Note: Barge boards are only supplied for the gable ends and not the roof’s lowest edge.
How to Felt a Pent Roof
A pent roof is a flat roof with five sloping sides which form an apex at the top of the roof and meet at the centre. It is normally found on smaller garden sheds due to cost savings, making them cheaper than a full apex shed.
Here’s how to felt your shed pent roof:
Roll the felt out using the measurements you have measured, then cut. Start at the lower part of the roof; use nails to attach the felt to the roof board. Put the felt over and then hammer in the nails at the highest roof’s highest edge.
This is optional, but you may apply a strong roof-felt adhesive. To do this, place it across the top edge of the felt. Then, stick the second felt piece and nail them into place. Repeat this step as you move along the shed to the far side.
Finally, nail the felt at the edge of the roof and its sides. If there are any small overhanging parts of felt, remove them using a craft knife. Barge boards (at least three) can then be fixed as these will hide the untidy edges.
How to Re-Felt Your Shed Roof
Step 1: Remove the old felt
After removing timber fascia boards, get rid of the existing felt and inspect for any issues. These should be fixed before installing any new felt.
Remove any nails holding the felt in place and use the claw of a hammer or a utility knife. You may need to rip it strongly in places if the adhesive has been used.
Step 2: Check your timber roof
After removing the existing, check your timber for any rot or damage. Pay close attention to where the nails are, as that is where water damage would be most likely to occur.
Replace any timbers if necessary. You can also give them a coat of fresh wood preserver to offer increased protection. Let this dry, though, before continuing the installation.
Step 3: Preparing your felt
Now that your roof is ready measure and cut your felt. Use a tape measure to measure the shed roof and add approx. 5 cm on each edge for the overlaps, and 7.5 cm to the gable ends.
A standard-size shed would require 3 pieces, but always check your requirements. Usually, two of the pieces would go on either side, with the third piece overlapping the panels on the sides.
A 30cm overlap should be enough, but if your shed is bigger, you may need additional strips for each side of the roof. Always start by fixing the bottom strip in place before moving up.
Step 4: Install the felt
Aim to hammer nails through the top edge of the felt at intervals of around 10 cm. Pull the felt so that it remains flat against the roof and start at the centre. When you get to the bottom edge, hammer the nails in at intervals of 30 cm.
Once this is done, secure the side panels and move on to the top section on the right. At this point, use a paint brush to apply adhesive to the ridge before you apply the shed felt. Next, hammer nails into the lower edge of the top section at 5 cm intervals.
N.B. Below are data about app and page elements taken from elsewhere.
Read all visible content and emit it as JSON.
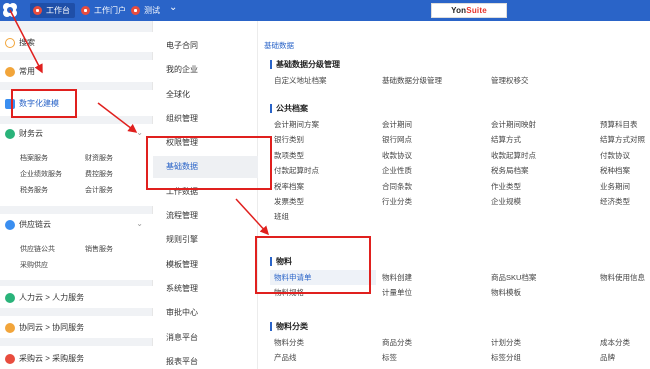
{
  "topbar": {
    "tabs": [
      {
        "label": "工作台"
      },
      {
        "label": "工作门户"
      },
      {
        "label": "测试"
      }
    ],
    "brand_main": "Yon",
    "brand_accent": "Suite"
  },
  "sidebar": {
    "search": "搜索",
    "common": "常用",
    "digital": "数字化建模",
    "finance": {
      "title": "财务云",
      "items": [
        "档案服务",
        "财资服务",
        "企业绩效服务",
        "费控服务",
        "税务服务",
        "会计服务"
      ]
    },
    "supply": {
      "title": "供应链云",
      "items": [
        "供应链公共",
        "销售服务",
        "采购供应"
      ]
    },
    "hr": "人力云 > 人力服务",
    "collab": "协同云 > 协同服务",
    "purchase": "采购云 > 采购服务"
  },
  "midmenu": {
    "items": [
      "电子合同",
      "我的企业",
      "全球化",
      "组织管理",
      "权限管理",
      "基础数据",
      "工作数据",
      "流程管理",
      "规则引擎",
      "模板管理",
      "系统管理",
      "审批中心",
      "消息平台",
      "报表平台"
    ],
    "active_index": 5
  },
  "content": {
    "breadcrumb": "基础数据",
    "sections": [
      {
        "title": "基础数据分级管理",
        "rows": [
          [
            "自定义地址档案",
            "基础数据分级管理",
            "管理权移交",
            ""
          ]
        ]
      },
      {
        "title": "公共档案",
        "rows": [
          [
            "会计期间方案",
            "会计期间",
            "会计期间映射",
            "预算科目表"
          ],
          [
            "银行类别",
            "银行网点",
            "结算方式",
            "结算方式对照"
          ],
          [
            "款项类型",
            "收款协议",
            "收款起算时点",
            "付款协议"
          ],
          [
            "付款起算时点",
            "企业性质",
            "税务局档案",
            "税种档案"
          ],
          [
            "税率档案",
            "合同条款",
            "作业类型",
            "业务期间"
          ],
          [
            "发票类型",
            "行业分类",
            "企业规模",
            "经济类型"
          ],
          [
            "班组",
            "",
            "",
            ""
          ]
        ]
      },
      {
        "title": "物料",
        "rows": [
          [
            "物料申请单",
            "物料创建",
            "商品SKU档案",
            "物料使用信息"
          ],
          [
            "物料规格",
            "计量单位",
            "物料模板",
            ""
          ]
        ]
      },
      {
        "title": "物料分类",
        "rows": [
          [
            "物料分类",
            "商品分类",
            "计划分类",
            "成本分类"
          ],
          [
            "产品线",
            "标签",
            "标签分组",
            "品牌"
          ]
        ]
      }
    ]
  },
  "colors": {
    "topbar": "#2a64c8",
    "accent": "#2a64c8",
    "annotation": "#e0201e"
  }
}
If you have to felt shed roof corners, start by folding the felt down at each corner. Nail it into place and then use a craft knife to cut a slit in the roof apex overhang. Fold the felt down along the gable and hammer nails in at 10 cm intervals to secure it.
Step 5: Tidy up
After securing the corners, reattach the fascia boards by nailing them back in place. If you have any excess shed felt, use your knife to trim it to make your shed look neat and tidy.
Given the weather here in the UK, common roofing material has a limited life span. But experts advise stripping the roof so that you can inspect and repair the roof timber. Then, lay down a new layer of roofing felt.
To successfully install roof felt, use adhesive sparingly. This is because the bitumen in the shed felt will expand in warm weather and contract in the cold. If you use too much adhesive, it’ll not provide as much give, which could lead to tearing or cracking.
Lean-to-sheds will follow a similar process to a standard shed. But you’ll only need one piece of felt to cover the whole area of the roof.
If the lean-to shed is freestanding, cut a narrower strip of felt. This is enough to run along the top edge with a slight overlap to give 5cm down the back wall.